##### Data shown #####

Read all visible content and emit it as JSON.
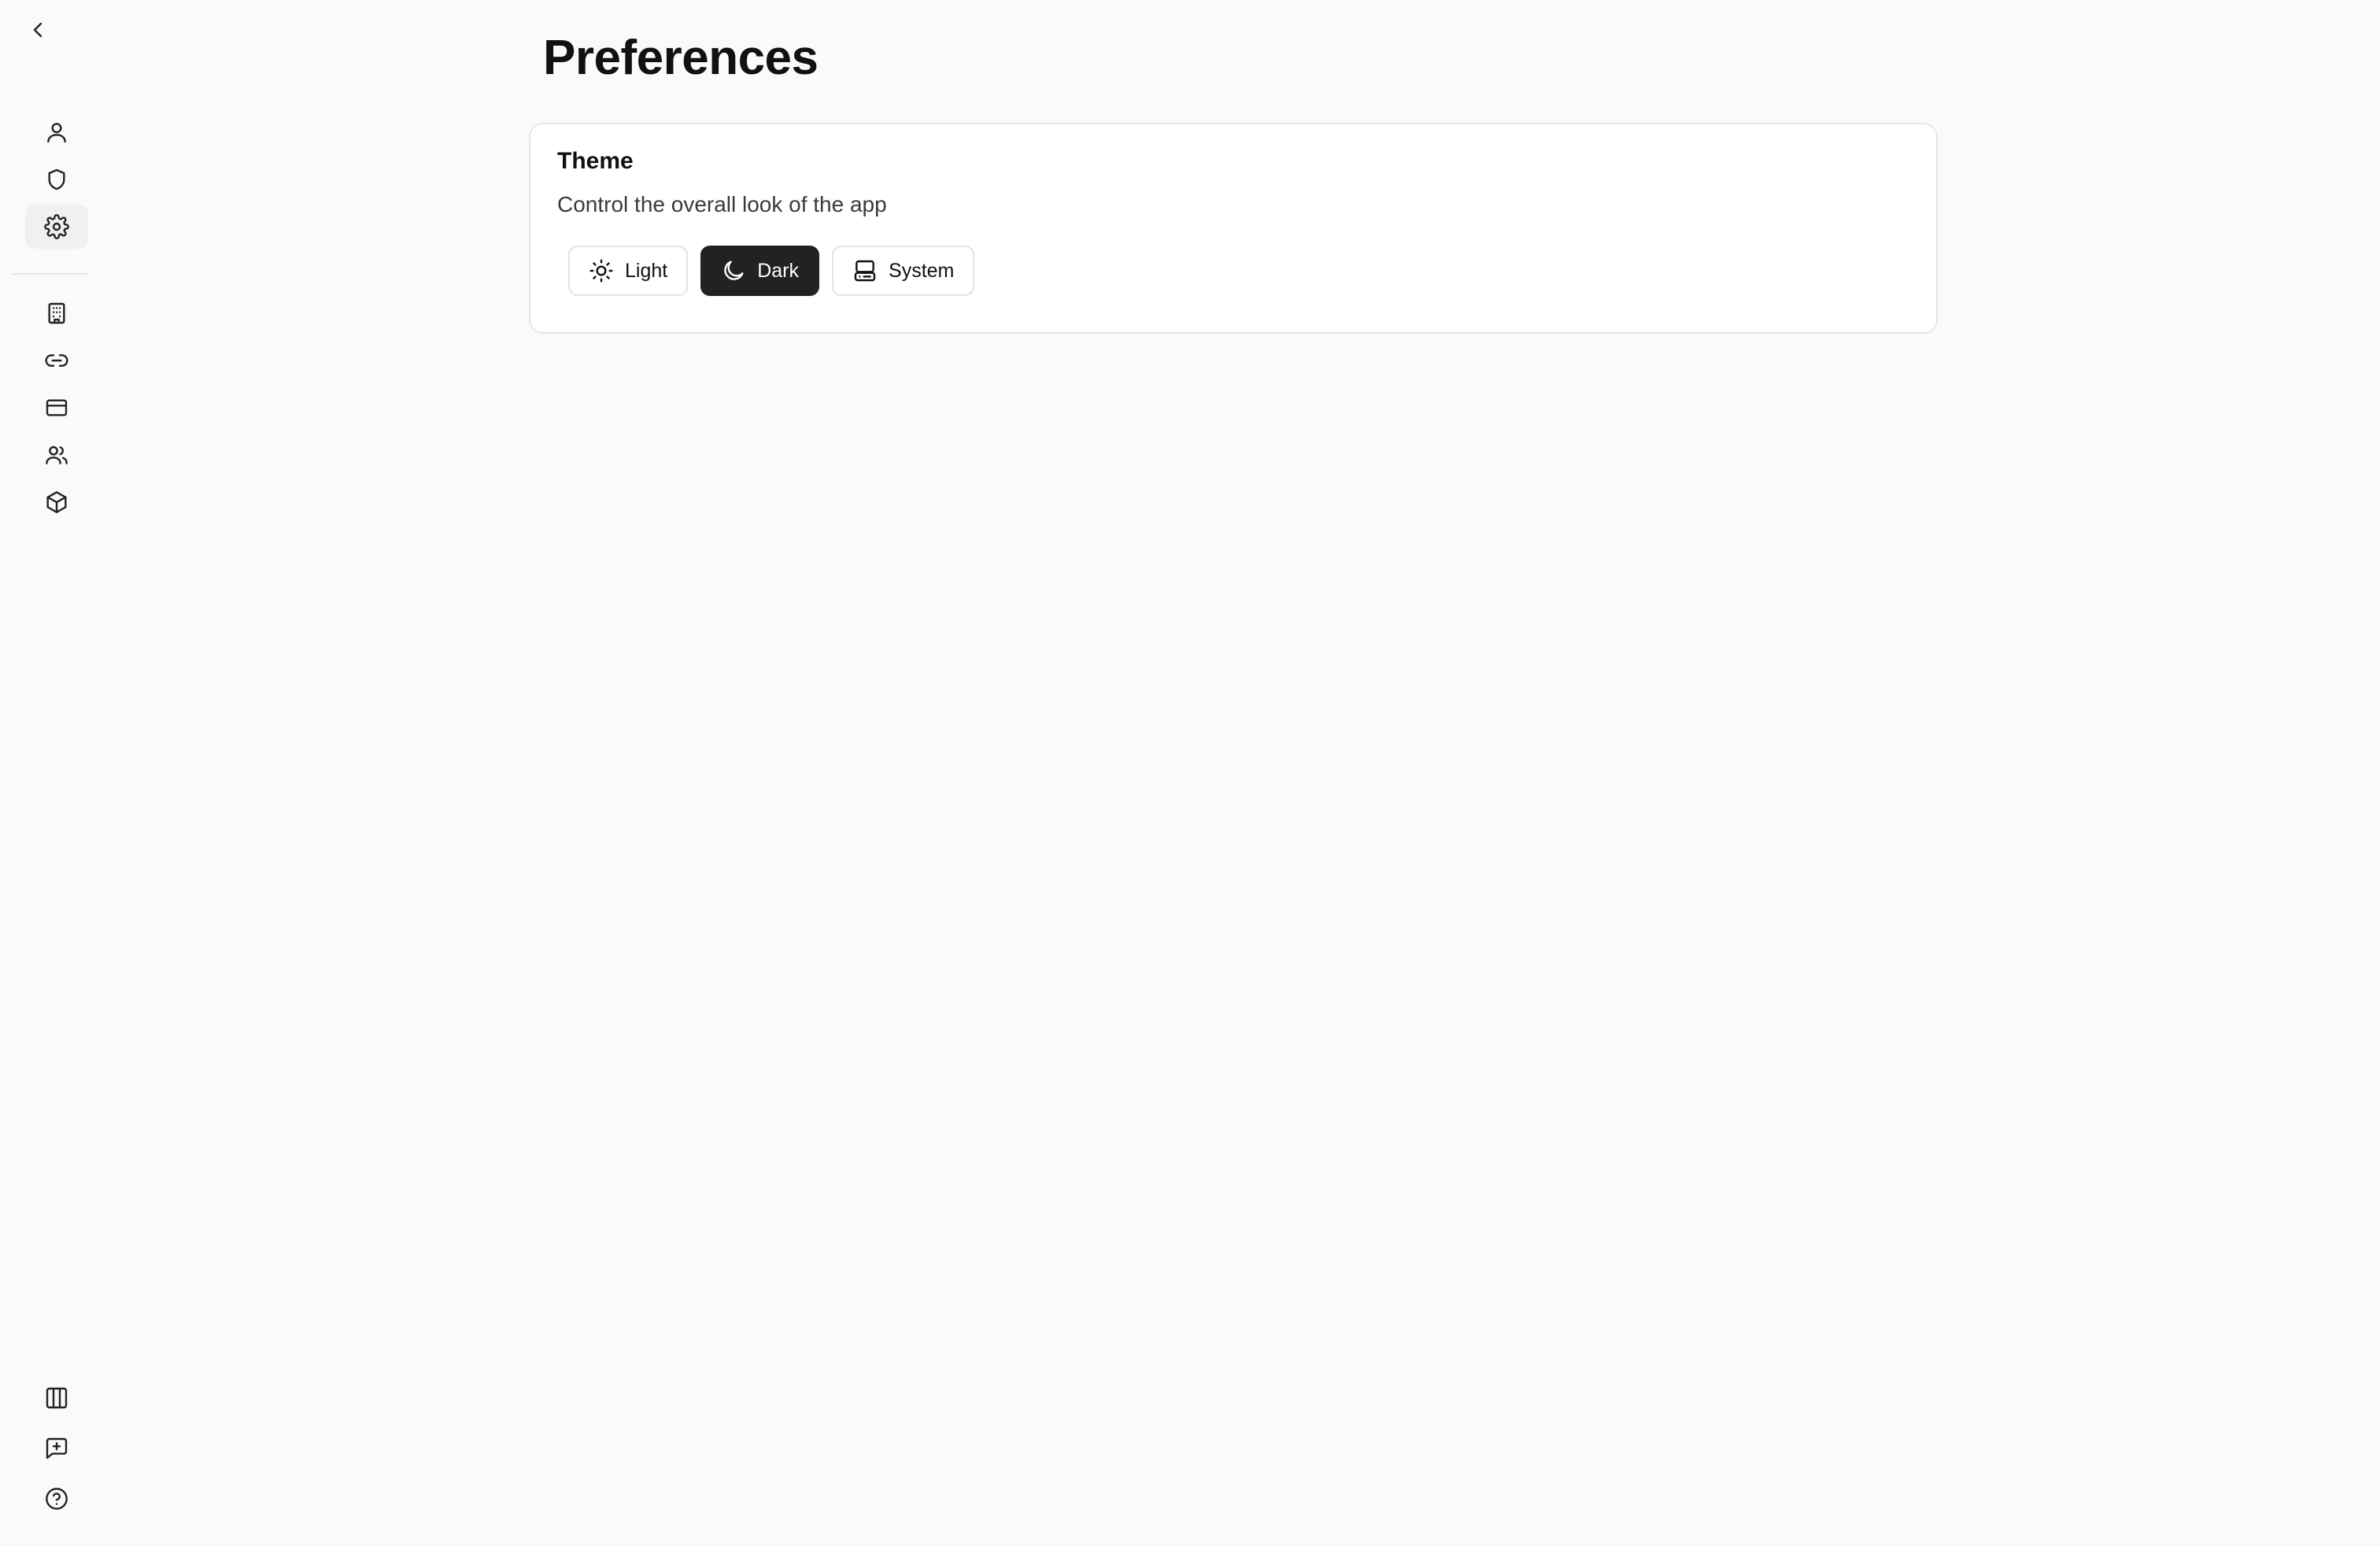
{
  "page": {
    "title": "Preferences"
  },
  "sidebar": {
    "back_icon": "chevron-left-icon",
    "top_items": [
      {
        "icon": "user-icon"
      },
      {
        "icon": "shield-icon"
      },
      {
        "icon": "gear-icon",
        "active": true
      }
    ],
    "middle_items": [
      {
        "icon": "building-icon"
      },
      {
        "icon": "link-icon"
      },
      {
        "icon": "credit-card-icon"
      },
      {
        "icon": "users-icon"
      },
      {
        "icon": "cube-icon"
      }
    ],
    "bottom_items": [
      {
        "icon": "columns-icon"
      },
      {
        "icon": "message-plus-icon"
      },
      {
        "icon": "help-circle-icon"
      }
    ]
  },
  "theme": {
    "title": "Theme",
    "description": "Control the overall look of the app",
    "options": [
      {
        "label": "Light",
        "icon": "sun-icon"
      },
      {
        "label": "Dark",
        "icon": "moon-icon"
      },
      {
        "label": "System",
        "icon": "monitor-icon"
      }
    ],
    "selected": "Dark"
  },
  "colors": {
    "background": "#fafafa",
    "card": "#ffffff",
    "border": "#e6e6e6",
    "selected_bg": "#222222",
    "active_nav_bg": "#f0f0f0"
  }
}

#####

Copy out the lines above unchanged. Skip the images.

Read all visible content and emit it as JSON.
{
  "page": {
    "title": "Preferences"
  },
  "sidebar": {
    "back_icon": "chevron-left-icon",
    "top_items": [
      {
        "icon": "user-icon"
      },
      {
        "icon": "shield-icon"
      },
      {
        "icon": "gear-icon",
        "active": true
      }
    ],
    "middle_items": [
      {
        "icon": "building-icon"
      },
      {
        "icon": "link-icon"
      },
      {
        "icon": "credit-card-icon"
      },
      {
        "icon": "users-icon"
      },
      {
        "icon": "cube-icon"
      }
    ],
    "bottom_items": [
      {
        "icon": "columns-icon"
      },
      {
        "icon": "message-plus-icon"
      },
      {
        "icon": "help-circle-icon"
      }
    ]
  },
  "theme": {
    "title": "Theme",
    "description": "Control the overall look of the app",
    "options": [
      {
        "label": "Light",
        "icon": "sun-icon"
      },
      {
        "label": "Dark",
        "icon": "moon-icon"
      },
      {
        "label": "System",
        "icon": "monitor-icon"
      }
    ],
    "selected": "Dark"
  },
  "colors": {
    "background": "#fafafa",
    "card": "#ffffff",
    "border": "#e6e6e6",
    "selected_bg": "#222222",
    "active_nav_bg": "#f0f0f0"
  }
}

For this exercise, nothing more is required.